The translation of Jóns saga Hólabiskups is based on the somewhat defective “Hólar” redaction. However, when the “Skálholt” redaction contains material not found in the “Hólar” redaction or when its text differs considerably from the “Hólar” redaction, Cormack has included that material in italics or commented on it in footnotes. Moreover, when there are erroneous or difficult readings in the “Hólar” redaction, Cormack has turned to the two other redactions and discussed the issue in a footnote. Excerpts from the “Latinate” redaction, that is, Gísls þáttr, Sæmundar þáttr, a section on Bishop Jón’s school at Hólar, and a food multiplication miracle, are included as appendices.
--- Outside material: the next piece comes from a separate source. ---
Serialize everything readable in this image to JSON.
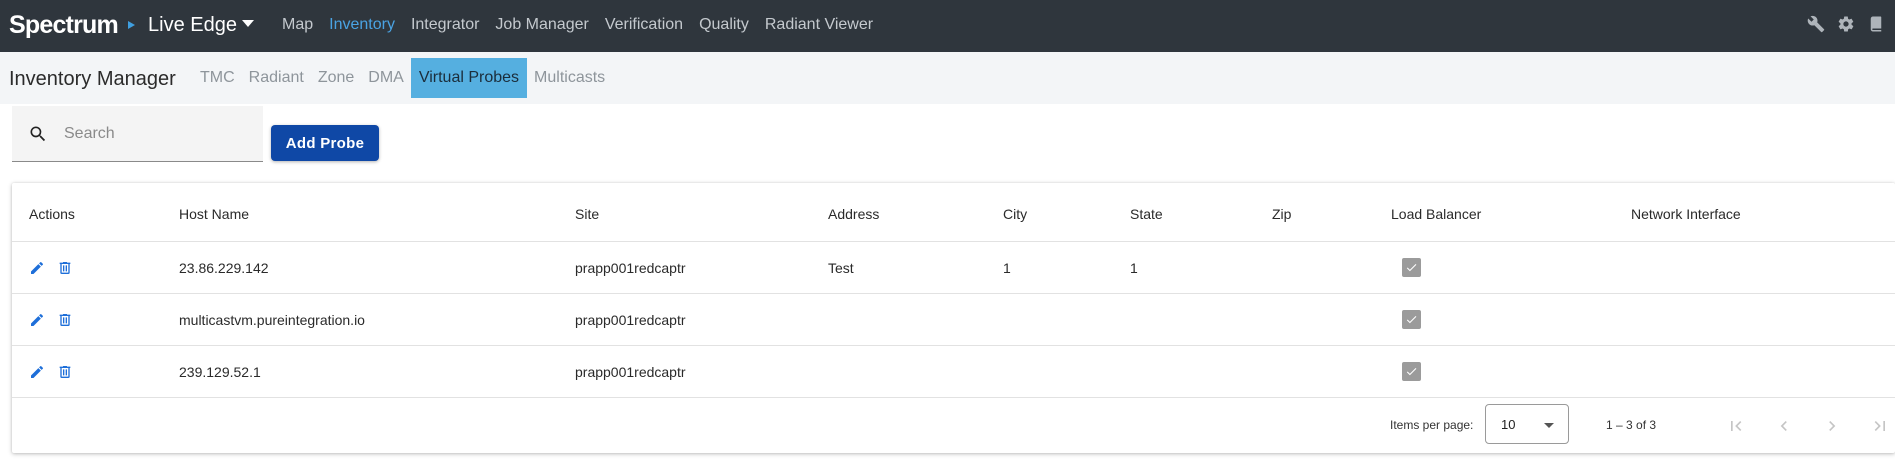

Cormack’s translation is accurate, fluent, and idiomatic, and in the process of translating, she made wise decisions, such as ignoring the historical present tense, breaking up lengthy strings of sentences connected by “and” and “but,” and normalizing proper names (although she has retained Latinate personal names). The altogether 124 footnotes to the translation provide very useful information about biblical quotations, characters mentioned, dates, and the location of places mentioned; comments on problematic or ambiguous Old Norse-Icelandic words; references to articles and books; and so forth. A bibliography (divided into primary and secondary sources) and an index of proper names round off the volume.

My review of this book is a rave. It is wonderful that two authorities on Jóns saga Hólabiskups and saints’ lives in general decided to collaborate, and the field of Old Norse-Icelandic and beyond will benefit from their patient labor and knowledge. Sadly, Foote did not live to see this volume published.